Nothing could be more depressing than a piece in today's Chron, in which the state leaders, frankly, aren't even trying to resolve the $19 billion budget deficit. In years past, such as the annis horribilis that was 2008, Governor Arnold Schwarzenegger and the legislature's leaders at least met in person and tried to figure out a compromise. But this year, the governor has called a meeting of the "Big Five" only once, and that lasted less than an hour. That's as the budget enters its 61st day overdue. Wyatt Buchanan reports that neither the governor nor the Democratic and Republican leaders have any leverage over one another anymore, and each side is simply going to present a competing budget for a vote, which will obviously lose, since neither side has a two-thirds majority. As the state prepares to issue IOUs again, Sacramento leaders seem to have simply given up.
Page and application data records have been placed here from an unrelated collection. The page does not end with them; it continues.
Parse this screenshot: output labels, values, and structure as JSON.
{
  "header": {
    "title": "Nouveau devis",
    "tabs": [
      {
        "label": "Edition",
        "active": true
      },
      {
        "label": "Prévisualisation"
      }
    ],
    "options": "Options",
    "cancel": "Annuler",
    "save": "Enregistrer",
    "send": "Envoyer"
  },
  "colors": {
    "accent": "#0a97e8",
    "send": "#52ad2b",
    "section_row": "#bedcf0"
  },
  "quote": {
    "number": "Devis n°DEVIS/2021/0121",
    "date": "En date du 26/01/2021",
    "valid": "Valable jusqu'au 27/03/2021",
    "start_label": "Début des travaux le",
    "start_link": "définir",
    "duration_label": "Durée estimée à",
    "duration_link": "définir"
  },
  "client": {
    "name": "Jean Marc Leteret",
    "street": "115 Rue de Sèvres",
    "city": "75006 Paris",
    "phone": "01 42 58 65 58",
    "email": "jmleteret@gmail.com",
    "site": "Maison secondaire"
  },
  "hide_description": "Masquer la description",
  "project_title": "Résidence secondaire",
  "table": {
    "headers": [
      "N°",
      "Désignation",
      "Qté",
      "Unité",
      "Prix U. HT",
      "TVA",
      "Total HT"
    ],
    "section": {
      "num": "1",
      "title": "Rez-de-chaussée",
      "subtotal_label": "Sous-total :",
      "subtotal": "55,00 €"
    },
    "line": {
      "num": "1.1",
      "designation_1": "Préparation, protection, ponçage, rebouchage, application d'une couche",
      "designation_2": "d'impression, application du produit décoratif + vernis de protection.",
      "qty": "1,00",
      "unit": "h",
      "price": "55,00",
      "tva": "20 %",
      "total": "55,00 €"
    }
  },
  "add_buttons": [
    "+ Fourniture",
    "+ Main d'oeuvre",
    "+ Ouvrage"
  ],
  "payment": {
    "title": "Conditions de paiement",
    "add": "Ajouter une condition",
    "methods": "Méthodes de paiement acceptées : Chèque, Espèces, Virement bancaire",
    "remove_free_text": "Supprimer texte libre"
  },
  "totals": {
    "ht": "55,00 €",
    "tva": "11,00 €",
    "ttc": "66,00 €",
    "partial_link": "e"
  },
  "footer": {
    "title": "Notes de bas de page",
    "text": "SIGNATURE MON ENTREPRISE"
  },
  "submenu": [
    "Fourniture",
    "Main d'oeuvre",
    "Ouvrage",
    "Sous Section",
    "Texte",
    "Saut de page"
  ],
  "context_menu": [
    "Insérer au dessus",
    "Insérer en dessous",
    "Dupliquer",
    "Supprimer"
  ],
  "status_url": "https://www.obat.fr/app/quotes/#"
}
At least UC Berkeley seems to be doing better. In a back-to-school remark last week, Chancellor Robert Birgeneau said that the school's budget is considerably in the black, and he's ready to start hiring faculty and expanding classes. What happened? First, last year's crisis spooked wealthy alumni into giving tons of cash to bail out their alma mater. Second, that 32 percent tuition bump flushed a lot more money into the coffers. See what happens when you squeeze students and raise student fees so high that poor kids are effectively locked out of a public university? Everything starts coming up roses, apparently.
UPDATE: Cal spokesman Dan Mogulof read this post and wrote to remind me of something I'd forgotten: that one third of all tuition has been set aside for student financial aid, which considerably erodes my casual remark that low-income students are getting the shaft. Mogulof added that a higher percentage of students from families earning less than $45,000 a year are expected to attend UC Berkeley this year, and concluded, "The demographic that really gets hit hard are [sic] middle class families who are not affluent enough to afford additional costs, and too affluent to be eligible for things like Pell and Cal grants."